(Source data)

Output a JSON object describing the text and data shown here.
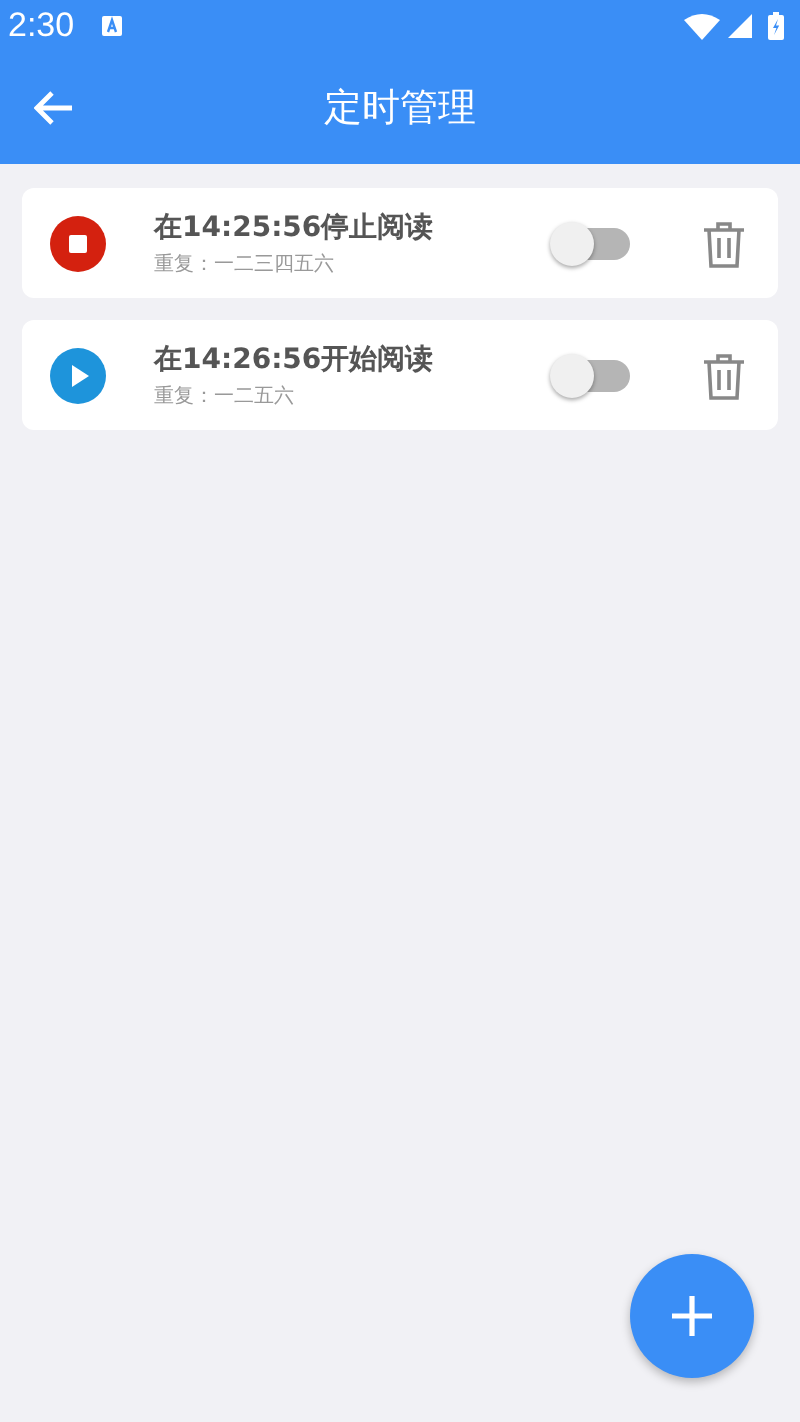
{
  "status_bar": {
    "time": "2:30"
  },
  "app_bar": {
    "title": "定时管理"
  },
  "timers": [
    {
      "kind": "stop",
      "title": "在14:25:56停止阅读",
      "repeat": "重复：一二三四五六",
      "on": false
    },
    {
      "kind": "start",
      "title": "在14:26:56开始阅读",
      "repeat": "重复：一二五六",
      "on": false
    }
  ]
}
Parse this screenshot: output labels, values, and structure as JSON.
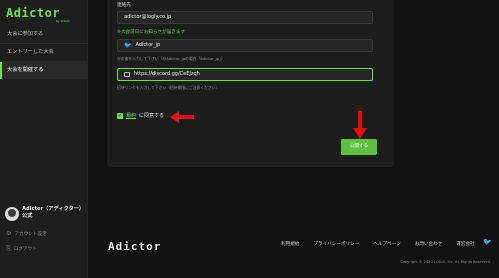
{
  "sidebar": {
    "logo": "Adictor",
    "logo_sub": "by LOGLY",
    "items": [
      {
        "label": "大会に参加する"
      },
      {
        "label": "エントリーした大会"
      },
      {
        "label": "大会を開催する"
      }
    ],
    "user_name": "Adictor（アディクター）公式",
    "account_settings": "アカウント設定",
    "logout": "ログアウト"
  },
  "form": {
    "contact_label": "連絡先",
    "email_value": "adictor@logly.co.jp",
    "notice_label": "※大会前日にお知らせが届きます",
    "twitter_value": "Adictor_jp",
    "twitter_hint": "@の後を入力して下さい（@Adictor_jpの場合「Adictor_jp」）",
    "discord_value": "https://discord.gg/CeEJzqh",
    "discord_hint": "招待リンクを入力して下さい（招待期限にご注意ください）",
    "terms_link": "規約",
    "terms_text": "に同意する",
    "checkbox_mark": "✓",
    "submit_label": "公開する"
  },
  "footer": {
    "logo": "Adictor",
    "links": [
      "利用規約",
      "プライバシーポリシー",
      "ヘルプページ",
      "お問い合わせ",
      "運営会社"
    ],
    "copyright": "Copyright © 2020 LOGLY, Inc. All Rights Reserved."
  },
  "icons": {
    "twitter": "twitter-icon",
    "discord": "discord-icon",
    "gear": "gear-icon",
    "logout": "logout-icon"
  },
  "colors": {
    "accent": "#6ee04a",
    "button": "#5fbf3f",
    "annotation_arrow": "#e01010"
  }
}
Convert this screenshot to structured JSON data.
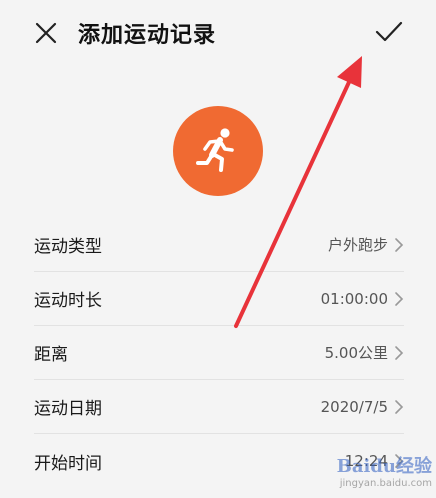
{
  "header": {
    "close_icon": "close-icon",
    "title": "添加运动记录",
    "confirm_icon": "checkmark-icon"
  },
  "activity_icon": {
    "icon": "running-person-icon",
    "color": "#f06a32"
  },
  "fields": [
    {
      "label": "运动类型",
      "value": "户外跑步"
    },
    {
      "label": "运动时长",
      "value": "01:00:00"
    },
    {
      "label": "距离",
      "value": "5.00公里"
    },
    {
      "label": "运动日期",
      "value": "2020/7/5"
    },
    {
      "label": "开始时间",
      "value": "12:24"
    }
  ],
  "annotation": {
    "type": "arrow",
    "color": "#e8333a",
    "points_to": "confirm-button"
  },
  "watermark": {
    "brand": "Baidu经验",
    "url": "jingyan.baidu.com"
  }
}
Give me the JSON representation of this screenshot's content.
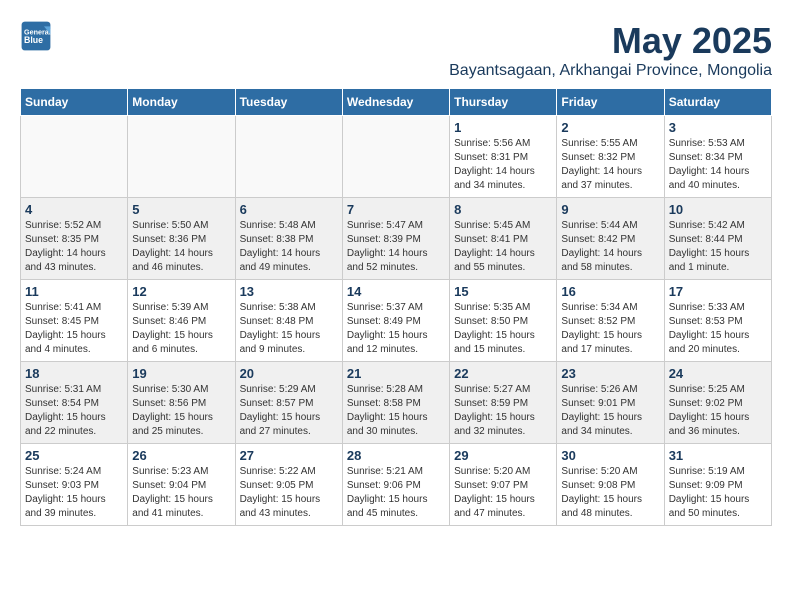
{
  "logo": {
    "line1": "General",
    "line2": "Blue"
  },
  "title": "May 2025",
  "subtitle": "Bayantsagaan, Arkhangai Province, Mongolia",
  "weekdays": [
    "Sunday",
    "Monday",
    "Tuesday",
    "Wednesday",
    "Thursday",
    "Friday",
    "Saturday"
  ],
  "weeks": [
    [
      {
        "day": "",
        "info": ""
      },
      {
        "day": "",
        "info": ""
      },
      {
        "day": "",
        "info": ""
      },
      {
        "day": "",
        "info": ""
      },
      {
        "day": "1",
        "info": "Sunrise: 5:56 AM\nSunset: 8:31 PM\nDaylight: 14 hours\nand 34 minutes."
      },
      {
        "day": "2",
        "info": "Sunrise: 5:55 AM\nSunset: 8:32 PM\nDaylight: 14 hours\nand 37 minutes."
      },
      {
        "day": "3",
        "info": "Sunrise: 5:53 AM\nSunset: 8:34 PM\nDaylight: 14 hours\nand 40 minutes."
      }
    ],
    [
      {
        "day": "4",
        "info": "Sunrise: 5:52 AM\nSunset: 8:35 PM\nDaylight: 14 hours\nand 43 minutes."
      },
      {
        "day": "5",
        "info": "Sunrise: 5:50 AM\nSunset: 8:36 PM\nDaylight: 14 hours\nand 46 minutes."
      },
      {
        "day": "6",
        "info": "Sunrise: 5:48 AM\nSunset: 8:38 PM\nDaylight: 14 hours\nand 49 minutes."
      },
      {
        "day": "7",
        "info": "Sunrise: 5:47 AM\nSunset: 8:39 PM\nDaylight: 14 hours\nand 52 minutes."
      },
      {
        "day": "8",
        "info": "Sunrise: 5:45 AM\nSunset: 8:41 PM\nDaylight: 14 hours\nand 55 minutes."
      },
      {
        "day": "9",
        "info": "Sunrise: 5:44 AM\nSunset: 8:42 PM\nDaylight: 14 hours\nand 58 minutes."
      },
      {
        "day": "10",
        "info": "Sunrise: 5:42 AM\nSunset: 8:44 PM\nDaylight: 15 hours\nand 1 minute."
      }
    ],
    [
      {
        "day": "11",
        "info": "Sunrise: 5:41 AM\nSunset: 8:45 PM\nDaylight: 15 hours\nand 4 minutes."
      },
      {
        "day": "12",
        "info": "Sunrise: 5:39 AM\nSunset: 8:46 PM\nDaylight: 15 hours\nand 6 minutes."
      },
      {
        "day": "13",
        "info": "Sunrise: 5:38 AM\nSunset: 8:48 PM\nDaylight: 15 hours\nand 9 minutes."
      },
      {
        "day": "14",
        "info": "Sunrise: 5:37 AM\nSunset: 8:49 PM\nDaylight: 15 hours\nand 12 minutes."
      },
      {
        "day": "15",
        "info": "Sunrise: 5:35 AM\nSunset: 8:50 PM\nDaylight: 15 hours\nand 15 minutes."
      },
      {
        "day": "16",
        "info": "Sunrise: 5:34 AM\nSunset: 8:52 PM\nDaylight: 15 hours\nand 17 minutes."
      },
      {
        "day": "17",
        "info": "Sunrise: 5:33 AM\nSunset: 8:53 PM\nDaylight: 15 hours\nand 20 minutes."
      }
    ],
    [
      {
        "day": "18",
        "info": "Sunrise: 5:31 AM\nSunset: 8:54 PM\nDaylight: 15 hours\nand 22 minutes."
      },
      {
        "day": "19",
        "info": "Sunrise: 5:30 AM\nSunset: 8:56 PM\nDaylight: 15 hours\nand 25 minutes."
      },
      {
        "day": "20",
        "info": "Sunrise: 5:29 AM\nSunset: 8:57 PM\nDaylight: 15 hours\nand 27 minutes."
      },
      {
        "day": "21",
        "info": "Sunrise: 5:28 AM\nSunset: 8:58 PM\nDaylight: 15 hours\nand 30 minutes."
      },
      {
        "day": "22",
        "info": "Sunrise: 5:27 AM\nSunset: 8:59 PM\nDaylight: 15 hours\nand 32 minutes."
      },
      {
        "day": "23",
        "info": "Sunrise: 5:26 AM\nSunset: 9:01 PM\nDaylight: 15 hours\nand 34 minutes."
      },
      {
        "day": "24",
        "info": "Sunrise: 5:25 AM\nSunset: 9:02 PM\nDaylight: 15 hours\nand 36 minutes."
      }
    ],
    [
      {
        "day": "25",
        "info": "Sunrise: 5:24 AM\nSunset: 9:03 PM\nDaylight: 15 hours\nand 39 minutes."
      },
      {
        "day": "26",
        "info": "Sunrise: 5:23 AM\nSunset: 9:04 PM\nDaylight: 15 hours\nand 41 minutes."
      },
      {
        "day": "27",
        "info": "Sunrise: 5:22 AM\nSunset: 9:05 PM\nDaylight: 15 hours\nand 43 minutes."
      },
      {
        "day": "28",
        "info": "Sunrise: 5:21 AM\nSunset: 9:06 PM\nDaylight: 15 hours\nand 45 minutes."
      },
      {
        "day": "29",
        "info": "Sunrise: 5:20 AM\nSunset: 9:07 PM\nDaylight: 15 hours\nand 47 minutes."
      },
      {
        "day": "30",
        "info": "Sunrise: 5:20 AM\nSunset: 9:08 PM\nDaylight: 15 hours\nand 48 minutes."
      },
      {
        "day": "31",
        "info": "Sunrise: 5:19 AM\nSunset: 9:09 PM\nDaylight: 15 hours\nand 50 minutes."
      }
    ]
  ]
}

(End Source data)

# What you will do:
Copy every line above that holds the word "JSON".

# Task answer:
Output a JSON object describing the text and data shown here.
Parse this screenshot: output labels, values, and structure as JSON.
Convert this screenshot to structured JSON data.
Give me the JSON representation of this screenshot's content.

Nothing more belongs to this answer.